── EXTRACTED RECORDS ──
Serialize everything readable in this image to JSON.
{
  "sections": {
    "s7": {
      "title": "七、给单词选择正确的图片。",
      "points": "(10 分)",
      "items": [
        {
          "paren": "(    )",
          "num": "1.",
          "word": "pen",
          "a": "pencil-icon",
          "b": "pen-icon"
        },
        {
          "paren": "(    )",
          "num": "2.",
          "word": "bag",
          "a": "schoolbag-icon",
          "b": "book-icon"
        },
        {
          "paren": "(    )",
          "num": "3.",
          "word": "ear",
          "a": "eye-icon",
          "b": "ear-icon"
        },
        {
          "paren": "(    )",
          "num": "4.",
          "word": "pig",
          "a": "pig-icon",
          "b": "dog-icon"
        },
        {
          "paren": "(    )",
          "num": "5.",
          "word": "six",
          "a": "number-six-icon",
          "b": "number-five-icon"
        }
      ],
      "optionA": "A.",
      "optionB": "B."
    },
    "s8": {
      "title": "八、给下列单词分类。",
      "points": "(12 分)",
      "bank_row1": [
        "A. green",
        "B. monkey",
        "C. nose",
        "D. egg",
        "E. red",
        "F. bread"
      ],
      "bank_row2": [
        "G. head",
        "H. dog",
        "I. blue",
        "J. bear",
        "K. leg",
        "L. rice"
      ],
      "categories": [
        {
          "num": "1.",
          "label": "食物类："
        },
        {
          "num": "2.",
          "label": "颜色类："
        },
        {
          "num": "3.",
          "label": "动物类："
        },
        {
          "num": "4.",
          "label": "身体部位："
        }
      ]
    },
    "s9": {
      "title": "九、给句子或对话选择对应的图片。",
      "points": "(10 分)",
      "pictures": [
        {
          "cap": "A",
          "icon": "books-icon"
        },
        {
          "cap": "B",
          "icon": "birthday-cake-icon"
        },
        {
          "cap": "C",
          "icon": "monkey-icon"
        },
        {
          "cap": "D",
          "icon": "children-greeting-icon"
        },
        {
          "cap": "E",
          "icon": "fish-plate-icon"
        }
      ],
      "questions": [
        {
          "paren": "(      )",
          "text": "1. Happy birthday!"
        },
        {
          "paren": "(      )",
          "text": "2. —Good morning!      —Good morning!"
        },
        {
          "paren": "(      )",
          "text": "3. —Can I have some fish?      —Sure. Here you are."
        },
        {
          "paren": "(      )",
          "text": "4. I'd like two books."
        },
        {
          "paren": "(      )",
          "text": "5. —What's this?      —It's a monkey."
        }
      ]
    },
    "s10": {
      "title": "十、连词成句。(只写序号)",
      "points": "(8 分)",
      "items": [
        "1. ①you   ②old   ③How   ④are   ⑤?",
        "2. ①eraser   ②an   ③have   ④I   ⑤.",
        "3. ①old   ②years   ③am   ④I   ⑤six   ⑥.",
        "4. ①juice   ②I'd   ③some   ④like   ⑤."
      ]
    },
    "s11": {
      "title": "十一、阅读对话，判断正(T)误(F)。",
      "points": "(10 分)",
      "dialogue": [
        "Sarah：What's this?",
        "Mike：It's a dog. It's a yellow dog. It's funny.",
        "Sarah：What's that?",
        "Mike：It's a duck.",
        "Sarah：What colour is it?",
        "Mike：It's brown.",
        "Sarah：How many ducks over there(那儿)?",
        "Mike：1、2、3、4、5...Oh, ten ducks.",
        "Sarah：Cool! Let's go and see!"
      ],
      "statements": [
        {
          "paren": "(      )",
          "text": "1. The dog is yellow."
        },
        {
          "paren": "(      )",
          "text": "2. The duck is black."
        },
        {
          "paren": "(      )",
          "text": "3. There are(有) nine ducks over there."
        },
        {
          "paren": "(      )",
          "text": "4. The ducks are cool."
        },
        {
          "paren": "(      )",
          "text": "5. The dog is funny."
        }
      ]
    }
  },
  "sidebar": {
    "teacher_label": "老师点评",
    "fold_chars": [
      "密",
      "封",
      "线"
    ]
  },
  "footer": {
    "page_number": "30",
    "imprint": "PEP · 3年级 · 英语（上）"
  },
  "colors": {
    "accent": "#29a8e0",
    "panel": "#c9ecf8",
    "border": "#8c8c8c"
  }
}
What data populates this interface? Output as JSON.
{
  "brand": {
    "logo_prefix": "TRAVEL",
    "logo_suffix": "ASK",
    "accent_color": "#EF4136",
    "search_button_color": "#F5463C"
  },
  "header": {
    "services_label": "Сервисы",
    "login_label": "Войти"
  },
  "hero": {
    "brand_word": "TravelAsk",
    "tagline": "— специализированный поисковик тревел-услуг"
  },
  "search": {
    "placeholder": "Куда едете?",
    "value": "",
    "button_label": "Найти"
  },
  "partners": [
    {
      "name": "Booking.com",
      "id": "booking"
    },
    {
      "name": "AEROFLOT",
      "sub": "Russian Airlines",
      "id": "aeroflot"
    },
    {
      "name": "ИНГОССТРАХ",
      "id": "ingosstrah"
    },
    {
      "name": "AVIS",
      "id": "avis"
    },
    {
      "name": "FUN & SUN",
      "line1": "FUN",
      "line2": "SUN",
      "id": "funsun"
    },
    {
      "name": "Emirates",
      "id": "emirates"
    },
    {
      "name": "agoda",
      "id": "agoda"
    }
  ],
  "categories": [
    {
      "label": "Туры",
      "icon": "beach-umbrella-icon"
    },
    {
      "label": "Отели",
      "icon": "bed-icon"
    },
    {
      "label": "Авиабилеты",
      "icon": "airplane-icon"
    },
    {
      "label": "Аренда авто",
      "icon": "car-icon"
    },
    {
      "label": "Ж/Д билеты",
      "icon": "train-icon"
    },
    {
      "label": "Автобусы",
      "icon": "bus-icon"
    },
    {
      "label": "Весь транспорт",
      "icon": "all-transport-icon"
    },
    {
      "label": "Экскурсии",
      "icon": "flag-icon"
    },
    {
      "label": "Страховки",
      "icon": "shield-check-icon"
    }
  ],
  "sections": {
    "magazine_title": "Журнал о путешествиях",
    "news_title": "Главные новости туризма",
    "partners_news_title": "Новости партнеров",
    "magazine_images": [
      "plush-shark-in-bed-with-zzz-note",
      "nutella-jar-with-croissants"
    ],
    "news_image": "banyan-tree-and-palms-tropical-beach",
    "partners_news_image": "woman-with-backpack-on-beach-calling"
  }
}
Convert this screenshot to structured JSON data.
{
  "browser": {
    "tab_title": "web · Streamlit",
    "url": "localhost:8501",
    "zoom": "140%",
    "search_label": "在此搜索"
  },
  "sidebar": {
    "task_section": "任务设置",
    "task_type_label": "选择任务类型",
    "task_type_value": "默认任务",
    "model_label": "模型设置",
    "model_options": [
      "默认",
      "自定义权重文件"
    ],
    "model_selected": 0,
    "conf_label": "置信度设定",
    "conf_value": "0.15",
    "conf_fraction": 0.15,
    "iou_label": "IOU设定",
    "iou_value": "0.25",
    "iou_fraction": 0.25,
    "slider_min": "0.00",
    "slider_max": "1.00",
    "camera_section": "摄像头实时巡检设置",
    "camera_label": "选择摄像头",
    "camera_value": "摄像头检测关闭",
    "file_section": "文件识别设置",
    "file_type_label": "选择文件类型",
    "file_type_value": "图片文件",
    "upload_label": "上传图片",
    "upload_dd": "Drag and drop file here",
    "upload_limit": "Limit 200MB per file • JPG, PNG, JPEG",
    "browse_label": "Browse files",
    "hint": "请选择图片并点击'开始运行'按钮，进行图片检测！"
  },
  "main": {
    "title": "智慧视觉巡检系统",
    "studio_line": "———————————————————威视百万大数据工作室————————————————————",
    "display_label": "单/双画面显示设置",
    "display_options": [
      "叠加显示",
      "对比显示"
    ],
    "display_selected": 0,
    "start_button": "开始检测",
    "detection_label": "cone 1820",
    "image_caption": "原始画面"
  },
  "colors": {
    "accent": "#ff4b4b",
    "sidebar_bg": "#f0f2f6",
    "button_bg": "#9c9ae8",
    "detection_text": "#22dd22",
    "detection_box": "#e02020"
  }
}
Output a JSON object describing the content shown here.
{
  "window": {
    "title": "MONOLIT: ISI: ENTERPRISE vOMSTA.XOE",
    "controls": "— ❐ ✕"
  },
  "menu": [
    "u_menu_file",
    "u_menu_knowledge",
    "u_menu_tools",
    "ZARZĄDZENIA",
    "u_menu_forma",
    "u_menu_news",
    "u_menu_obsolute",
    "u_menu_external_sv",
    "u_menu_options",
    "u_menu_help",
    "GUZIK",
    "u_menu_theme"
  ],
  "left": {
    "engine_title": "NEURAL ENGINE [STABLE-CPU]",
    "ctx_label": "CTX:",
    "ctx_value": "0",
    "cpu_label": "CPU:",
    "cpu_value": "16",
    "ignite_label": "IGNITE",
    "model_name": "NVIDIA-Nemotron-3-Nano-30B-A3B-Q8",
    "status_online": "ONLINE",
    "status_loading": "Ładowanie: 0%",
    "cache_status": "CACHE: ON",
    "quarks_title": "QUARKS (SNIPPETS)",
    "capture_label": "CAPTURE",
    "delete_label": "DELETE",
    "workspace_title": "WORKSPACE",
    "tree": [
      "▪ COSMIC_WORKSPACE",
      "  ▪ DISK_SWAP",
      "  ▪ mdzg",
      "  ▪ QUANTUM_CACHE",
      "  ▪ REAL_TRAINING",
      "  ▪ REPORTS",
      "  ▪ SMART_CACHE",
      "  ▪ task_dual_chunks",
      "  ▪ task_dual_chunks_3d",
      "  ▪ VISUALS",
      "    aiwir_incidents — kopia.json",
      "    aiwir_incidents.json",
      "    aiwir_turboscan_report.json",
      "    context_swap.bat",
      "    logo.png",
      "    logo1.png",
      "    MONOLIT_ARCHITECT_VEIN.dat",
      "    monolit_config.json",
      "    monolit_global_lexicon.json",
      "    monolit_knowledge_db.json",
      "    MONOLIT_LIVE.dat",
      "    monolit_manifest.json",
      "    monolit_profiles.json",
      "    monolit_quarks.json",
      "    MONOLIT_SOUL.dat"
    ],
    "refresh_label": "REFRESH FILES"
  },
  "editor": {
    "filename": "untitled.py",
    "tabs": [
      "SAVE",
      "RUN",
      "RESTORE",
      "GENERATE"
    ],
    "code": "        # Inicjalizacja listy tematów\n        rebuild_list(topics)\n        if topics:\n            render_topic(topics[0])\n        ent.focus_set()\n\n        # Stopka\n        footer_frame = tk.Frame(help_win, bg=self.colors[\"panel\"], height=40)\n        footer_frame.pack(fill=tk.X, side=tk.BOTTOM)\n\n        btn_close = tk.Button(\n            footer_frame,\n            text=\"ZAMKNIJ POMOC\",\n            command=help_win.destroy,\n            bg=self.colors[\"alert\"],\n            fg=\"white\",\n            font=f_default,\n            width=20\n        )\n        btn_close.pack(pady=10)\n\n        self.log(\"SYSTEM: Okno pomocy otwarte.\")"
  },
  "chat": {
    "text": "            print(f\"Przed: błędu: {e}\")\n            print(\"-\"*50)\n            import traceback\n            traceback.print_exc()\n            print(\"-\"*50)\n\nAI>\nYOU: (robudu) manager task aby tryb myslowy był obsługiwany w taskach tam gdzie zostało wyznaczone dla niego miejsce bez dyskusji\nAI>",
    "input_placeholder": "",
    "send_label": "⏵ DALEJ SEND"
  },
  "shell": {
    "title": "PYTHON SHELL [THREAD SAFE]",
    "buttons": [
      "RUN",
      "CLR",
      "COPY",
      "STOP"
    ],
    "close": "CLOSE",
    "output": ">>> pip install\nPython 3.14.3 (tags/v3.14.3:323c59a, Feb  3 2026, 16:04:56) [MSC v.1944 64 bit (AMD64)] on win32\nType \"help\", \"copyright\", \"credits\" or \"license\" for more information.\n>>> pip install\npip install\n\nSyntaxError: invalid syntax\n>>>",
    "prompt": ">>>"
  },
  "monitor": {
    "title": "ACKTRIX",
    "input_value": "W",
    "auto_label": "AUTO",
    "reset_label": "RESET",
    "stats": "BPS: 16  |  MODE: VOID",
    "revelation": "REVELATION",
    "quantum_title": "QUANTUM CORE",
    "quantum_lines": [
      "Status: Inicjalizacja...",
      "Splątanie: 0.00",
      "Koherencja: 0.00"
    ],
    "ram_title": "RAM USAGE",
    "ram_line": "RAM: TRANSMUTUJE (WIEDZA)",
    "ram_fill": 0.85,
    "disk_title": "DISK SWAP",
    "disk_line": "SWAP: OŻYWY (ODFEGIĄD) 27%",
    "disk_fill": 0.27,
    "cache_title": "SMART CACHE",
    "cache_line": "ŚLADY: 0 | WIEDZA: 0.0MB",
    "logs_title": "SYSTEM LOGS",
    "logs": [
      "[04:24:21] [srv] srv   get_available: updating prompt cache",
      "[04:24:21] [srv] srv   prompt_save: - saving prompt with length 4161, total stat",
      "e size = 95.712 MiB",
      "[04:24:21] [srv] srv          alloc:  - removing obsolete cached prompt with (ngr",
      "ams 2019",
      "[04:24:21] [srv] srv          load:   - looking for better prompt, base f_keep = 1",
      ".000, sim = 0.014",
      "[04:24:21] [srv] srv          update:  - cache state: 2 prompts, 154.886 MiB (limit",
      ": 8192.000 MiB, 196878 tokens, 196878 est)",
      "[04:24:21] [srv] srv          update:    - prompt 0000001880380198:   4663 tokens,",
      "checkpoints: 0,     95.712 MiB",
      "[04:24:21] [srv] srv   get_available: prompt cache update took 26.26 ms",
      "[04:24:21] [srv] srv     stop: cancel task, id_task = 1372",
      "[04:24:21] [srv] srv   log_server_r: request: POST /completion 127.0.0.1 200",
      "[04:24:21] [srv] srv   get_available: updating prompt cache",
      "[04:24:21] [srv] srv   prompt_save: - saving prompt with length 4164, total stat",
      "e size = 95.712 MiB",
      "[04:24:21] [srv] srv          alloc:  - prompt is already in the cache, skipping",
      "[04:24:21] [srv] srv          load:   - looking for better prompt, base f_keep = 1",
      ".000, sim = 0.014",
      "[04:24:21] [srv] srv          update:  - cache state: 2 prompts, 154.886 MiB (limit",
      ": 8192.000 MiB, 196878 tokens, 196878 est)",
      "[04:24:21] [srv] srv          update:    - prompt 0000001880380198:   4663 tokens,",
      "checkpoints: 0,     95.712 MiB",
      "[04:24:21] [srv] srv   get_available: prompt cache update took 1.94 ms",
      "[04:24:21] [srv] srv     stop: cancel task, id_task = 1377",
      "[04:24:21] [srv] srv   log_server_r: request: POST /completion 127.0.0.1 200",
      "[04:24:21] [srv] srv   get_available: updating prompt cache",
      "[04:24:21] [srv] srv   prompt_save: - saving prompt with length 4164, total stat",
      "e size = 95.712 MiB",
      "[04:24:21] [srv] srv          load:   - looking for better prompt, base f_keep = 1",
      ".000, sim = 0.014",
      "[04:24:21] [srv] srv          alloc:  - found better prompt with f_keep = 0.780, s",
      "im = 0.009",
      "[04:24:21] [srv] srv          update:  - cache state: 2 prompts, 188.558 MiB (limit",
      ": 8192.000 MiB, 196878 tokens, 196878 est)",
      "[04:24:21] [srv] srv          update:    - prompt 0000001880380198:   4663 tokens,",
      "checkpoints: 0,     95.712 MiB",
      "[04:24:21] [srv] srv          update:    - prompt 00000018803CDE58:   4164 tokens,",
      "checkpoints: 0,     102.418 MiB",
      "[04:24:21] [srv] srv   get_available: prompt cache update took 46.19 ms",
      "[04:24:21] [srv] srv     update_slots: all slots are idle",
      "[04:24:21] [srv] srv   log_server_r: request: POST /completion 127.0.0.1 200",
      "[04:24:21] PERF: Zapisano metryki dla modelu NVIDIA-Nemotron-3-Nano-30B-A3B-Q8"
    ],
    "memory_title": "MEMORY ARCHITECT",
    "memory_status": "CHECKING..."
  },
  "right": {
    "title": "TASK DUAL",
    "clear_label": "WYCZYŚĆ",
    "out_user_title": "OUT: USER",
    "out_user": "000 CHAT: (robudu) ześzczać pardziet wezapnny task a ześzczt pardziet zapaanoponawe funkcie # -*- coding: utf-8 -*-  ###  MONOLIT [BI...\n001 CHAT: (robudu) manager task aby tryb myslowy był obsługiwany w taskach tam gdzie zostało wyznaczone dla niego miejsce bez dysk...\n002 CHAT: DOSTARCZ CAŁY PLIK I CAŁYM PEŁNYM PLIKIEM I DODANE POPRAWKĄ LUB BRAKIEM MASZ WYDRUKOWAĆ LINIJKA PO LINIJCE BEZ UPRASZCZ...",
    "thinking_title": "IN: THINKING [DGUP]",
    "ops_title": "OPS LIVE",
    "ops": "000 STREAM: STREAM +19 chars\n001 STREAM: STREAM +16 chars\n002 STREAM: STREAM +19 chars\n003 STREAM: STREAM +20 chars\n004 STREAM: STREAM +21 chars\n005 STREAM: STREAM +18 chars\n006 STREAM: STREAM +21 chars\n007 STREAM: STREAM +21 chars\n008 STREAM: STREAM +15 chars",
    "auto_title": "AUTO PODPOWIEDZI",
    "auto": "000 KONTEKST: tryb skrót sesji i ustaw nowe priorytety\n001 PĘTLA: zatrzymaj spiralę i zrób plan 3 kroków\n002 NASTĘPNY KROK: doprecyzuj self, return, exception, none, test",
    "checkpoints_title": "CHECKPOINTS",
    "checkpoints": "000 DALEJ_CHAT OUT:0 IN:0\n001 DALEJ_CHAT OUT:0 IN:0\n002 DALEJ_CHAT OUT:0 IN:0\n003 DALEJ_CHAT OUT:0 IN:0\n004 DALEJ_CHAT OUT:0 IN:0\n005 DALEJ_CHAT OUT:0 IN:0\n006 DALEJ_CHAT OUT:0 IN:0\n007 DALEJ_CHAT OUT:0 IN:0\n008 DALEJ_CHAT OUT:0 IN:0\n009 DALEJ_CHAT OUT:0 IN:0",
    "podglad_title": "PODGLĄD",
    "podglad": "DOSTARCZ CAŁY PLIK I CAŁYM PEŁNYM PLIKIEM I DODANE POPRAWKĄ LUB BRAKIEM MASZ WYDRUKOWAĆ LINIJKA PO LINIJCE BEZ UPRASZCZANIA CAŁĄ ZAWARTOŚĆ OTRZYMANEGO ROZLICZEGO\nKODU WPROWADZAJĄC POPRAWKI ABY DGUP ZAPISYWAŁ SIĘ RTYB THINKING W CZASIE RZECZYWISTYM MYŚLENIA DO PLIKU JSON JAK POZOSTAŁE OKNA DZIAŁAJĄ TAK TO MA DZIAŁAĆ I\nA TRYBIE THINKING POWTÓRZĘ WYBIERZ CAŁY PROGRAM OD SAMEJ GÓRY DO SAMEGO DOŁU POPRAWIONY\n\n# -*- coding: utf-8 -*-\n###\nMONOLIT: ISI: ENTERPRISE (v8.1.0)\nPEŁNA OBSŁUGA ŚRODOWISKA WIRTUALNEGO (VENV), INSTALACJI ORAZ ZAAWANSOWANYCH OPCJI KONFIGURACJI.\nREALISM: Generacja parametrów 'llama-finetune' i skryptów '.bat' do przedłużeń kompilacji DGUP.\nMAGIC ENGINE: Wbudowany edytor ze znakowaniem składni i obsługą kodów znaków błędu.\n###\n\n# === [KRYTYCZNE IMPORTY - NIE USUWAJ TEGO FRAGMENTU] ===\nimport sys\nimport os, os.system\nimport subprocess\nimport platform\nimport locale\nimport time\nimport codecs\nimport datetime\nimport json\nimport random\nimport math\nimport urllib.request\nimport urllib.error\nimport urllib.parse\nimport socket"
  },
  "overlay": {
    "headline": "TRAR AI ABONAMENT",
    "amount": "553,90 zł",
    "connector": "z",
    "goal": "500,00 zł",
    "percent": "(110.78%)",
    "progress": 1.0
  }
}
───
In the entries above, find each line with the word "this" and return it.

[YOUR RESPONSE]
Serialize everything readable in this image to JSON.
          "text": "5. —What's this?      —It's a monkey."
        "Sarah：What's this?",
What data populates this interface? Output as JSON.
Convert this screenshot to structured JSON data.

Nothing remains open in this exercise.